US5619999 *Dec 28, 1995Apr 15, 1997Siemens Medical Systems, Inc.Imaging system
Referenced by
Citing PatentFiling datePublication dateApplicantTitle
US6231530 *May 20, 1999May 15, 2001Siemens AktiengesellschaftApparatus for identifying the position of the focus of a shock wave source
US6390995Jun 25, 1999May 21, 2002Healthtronics Surgical Services, Inc.Method for using acoustic shock waves in the treatment of medical conditions
US6616618 *Mar 13, 2001Sep 9, 2003Storz Medical AgMethod of and device for visualizing the orientation of therapeutic sound waves onto an area to be treated or processed
US6805669Jan 24, 2002Oct 19, 2004Rebecca L. SwanbomMethod and device for marking skin during an ultrasound examination
US7189209Sep 18, 2002Mar 13, 2007Sanuwave, Inc.Method for using acoustic shock waves in the treatment of a diabetic foot ulcer or a pressure sore
US7223238Oct 18, 2004May 29, 2007Swanbom Rebecca LMethod and device for marking skin during an ultrasound examination
US7610079Jul 25, 2006Oct 27, 2009Ast GmbhShock wave imaging system
US7871047Oct 25, 2007Jan 18, 2011Ast GmbhFixture for spatial positioning of a device
US7985189May 30, 2006Jul 26, 2011Sanuwave, Inc.Method for using acoustic shock waves in the treatment of medical conditions

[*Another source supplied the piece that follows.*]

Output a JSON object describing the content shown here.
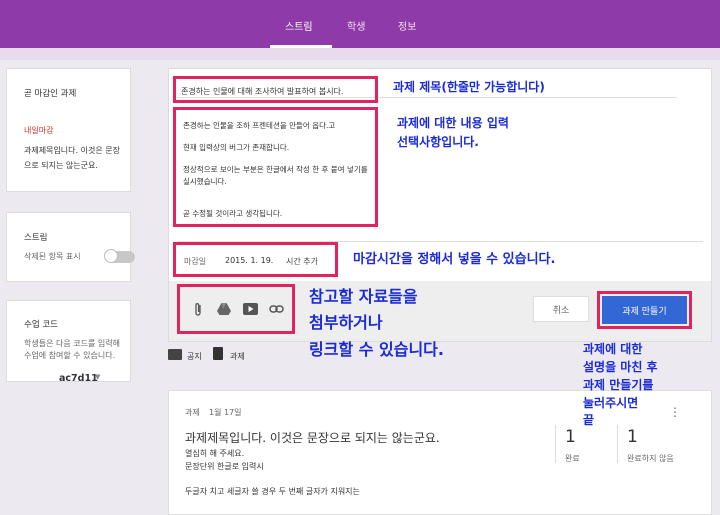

WO2002058543A2 *Jan 25, 2002Aug 1, 2002Rebecca L SwanbomMethod and device for marking skin during an ultrasound examination
U.S. Classification600/439, 601/4
International ClassificationA61B17/225, A61B8/08, A61B17/22, A61B19/00
Cooperative ClassificationA61B2017/00924, A61B2019/5429, A61B17/2256, A61B8/0833
European ClassificationA61B8/08H, A61B17/225P
Legal Events
Sep 4, 2007FPExpired due to failure to pay maintenance fee
Effective date: 20070713
Jul 13, 2007LAPSLapse for failure to pay maintenance fees
Jan 31, 2007REMIMaintenance fee reminder mailed
Dec 30, 2002FPAYFee payment
Year of fee payment: 4
Nov 12, 1997ASAssignment
Effective date: 19970310